At Incentive QAS we have had a specialist service for cleaning police holding cells for many years and work closely with forces in the UK. Police holding cells and secure prison cells are often scenes of various types of bio-hazardous incidents that pose a high risk of infection for anyone who is in contact with it.
It is challenging work as our custody teams regularly face the risk of exposure to diseases such as HIV, Hepatitis C and Tuberculosis; aggression and abuse from detainees; and have to be on aware that the chemicals and equipment they have could be grabbed and used as a weapon or to self-harm.
Unfortunately, not everyone is a model detainee and perhaps one of the worst things we have to deal with is the aftermath of ‘dirty protests’ where prisoners refuse to use the provided facilities and defecate, urinate or spread bodily fluids in the area. These bodily fluids can harbor infectious diseases and need to be cleaned up in a safe and controlled manner to prevent infection. Walls, ceilings and other fixtures and fittings are often affected and it is not always contained within the confines of the individual’s cell. In many cases the detainee will repeat this behavior consistently during there stay.
Police stations are busy places, with a lot of people coming and going at all hours of the day and night and our role is to enable the station to continue to operate with minimal disruption and quickly ensure that all the areas are clean and safe for detainees to return.
In the UK, Custody Sergeants are responsible for the welfare of the arrested individuals and detainees during their time in custody, which includes providing a hygienic prison or holding cell. Arguably a true partnership approach is more important in this environment than any other due to the risks involved and we work extremely closely with the station custody teams.
Communication is key as often the situation is fast moving and volatile and we work to a strict documented protocol. That said flexibility is also important as the environment can be unpredictable and we can’t stop half way through a clean just because the shift has ended!

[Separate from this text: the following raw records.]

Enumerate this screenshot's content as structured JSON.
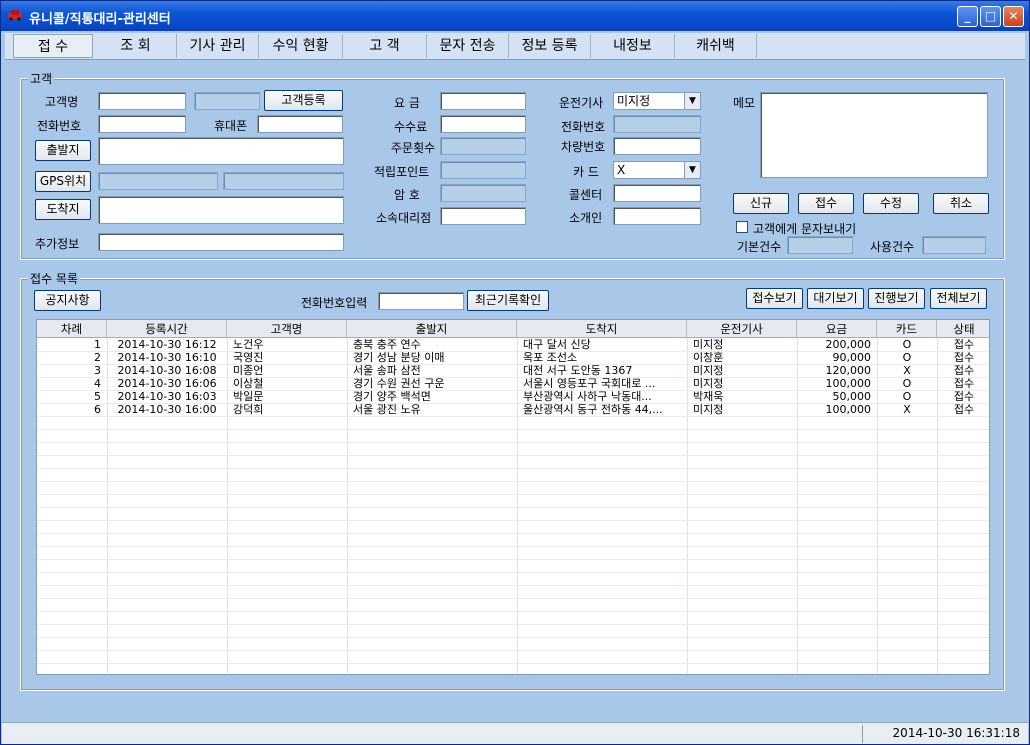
{
  "window": {
    "title": "유니콜/직통대리-관리센터",
    "minimize": "_",
    "maximize": "□",
    "close": "✕"
  },
  "menu": [
    {
      "label": "접 수"
    },
    {
      "label": "조 회"
    },
    {
      "label": "기사 관리"
    },
    {
      "label": "수익 현황"
    },
    {
      "label": "고 객"
    },
    {
      "label": "문자 전송"
    },
    {
      "label": "정보 등록"
    },
    {
      "label": "내정보"
    },
    {
      "label": "캐쉬백"
    }
  ],
  "customer": {
    "group_title": "고객",
    "name_label": "고객명",
    "register_button": "고객등록",
    "phone_label": "전화번호",
    "mobile_label": "휴대폰",
    "departure_button": "출발지",
    "gps_button": "GPS위치",
    "arrival_button": "도착지",
    "extra_label": "추가정보",
    "fee_label": "요 금",
    "commission_label": "수수료",
    "order_count_label": "주문횟수",
    "points_label": "적립포인트",
    "password_label": "암 호",
    "agency_label": "소속대리점",
    "driver_label": "운전기사",
    "driver_value": "미지정",
    "driver_phone_label": "전화번호",
    "car_no_label": "차량번호",
    "card_label": "카 드",
    "card_value": "X",
    "callcenter_label": "콜센터",
    "referrer_label": "소개인",
    "memo_label": "메모",
    "new_button": "신규",
    "accept_button": "접수",
    "edit_button": "수정",
    "cancel_button": "취소",
    "sms_checkbox_label": "고객에게 문자보내기",
    "base_count_label": "기본건수",
    "used_count_label": "사용건수"
  },
  "reception": {
    "group_title": "접수 목록",
    "notice_button": "공지사항",
    "phone_input_label": "전화번호입력",
    "recent_button": "최근기록확인",
    "view_accept": "접수보기",
    "view_wait": "대기보기",
    "view_progress": "진행보기",
    "view_all": "전체보기",
    "columns": [
      "차례",
      "등록시간",
      "고객명",
      "출발지",
      "도착지",
      "운전기사",
      "요금",
      "카드",
      "상태"
    ],
    "rows": [
      [
        "1",
        "2014-10-30 16:12",
        "노건우",
        "충북 충주 연수",
        "대구 달서 신당",
        "미지정",
        "200,000",
        "O",
        "접수"
      ],
      [
        "2",
        "2014-10-30 16:10",
        "국영진",
        "경기 성남 분당 이매",
        "옥포 조선소",
        "이창훈",
        "90,000",
        "O",
        "접수"
      ],
      [
        "3",
        "2014-10-30 16:08",
        "미종언",
        "서울 송파 삼전",
        "대전 서구 도안동 1367",
        "미지정",
        "120,000",
        "X",
        "접수"
      ],
      [
        "4",
        "2014-10-30 16:06",
        "이상철",
        "경기 수원 권선 구운",
        "서울시 영등포구 국회대로 ...",
        "미지정",
        "100,000",
        "O",
        "접수"
      ],
      [
        "5",
        "2014-10-30 16:03",
        "박일문",
        "경기 양주 백석면",
        "부산광역시 사하구 낙동대...",
        "박재욱",
        "50,000",
        "O",
        "접수"
      ],
      [
        "6",
        "2014-10-30 16:00",
        "강덕희",
        "서울 광진 노유",
        "울산광역시 동구 전하동 44,...",
        "미지정",
        "100,000",
        "X",
        "접수"
      ]
    ]
  },
  "status": {
    "clock": "2014-10-30 16:31:18"
  }
}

Our teams are made up of a special kind of person who understands the importance of the job and is able to handle it with the right mixture of resilience and sensitivity. They receive specialist training that covers the practicalities of the role such as the different types of equipment and chemicals we use; the importance of proper clinical disposal of all materials; as well as protection training which focuses on keeping them safe. Unfortunately infection is not the only danger and teams are on the look out for items such as needles. Continuity of the members of the team is a high priority for us as it helps to engender the good relationships and trust needed to make these operations really successful. As such motivation is key and we regularly reward our teams. We also take the time to get to know them, exploring their strengths and weaknesses so we can offer them development programmes that are specifically tailored to their exact needs. Finally, and most importantly, we give them the opportunity to deploy these newly acquired skills so they can make a positive and valued contribution to our business – which we believe is key towards improving employee satisfaction. As a result we have high levels of staff retention despite the challenging nature of these contracts.
In conclusion this kind of work is not a job for the faint hearted but one for those who want to do really valuable work and be part of a tight knit team.
By Jamie Wright, Director at Incentive QAS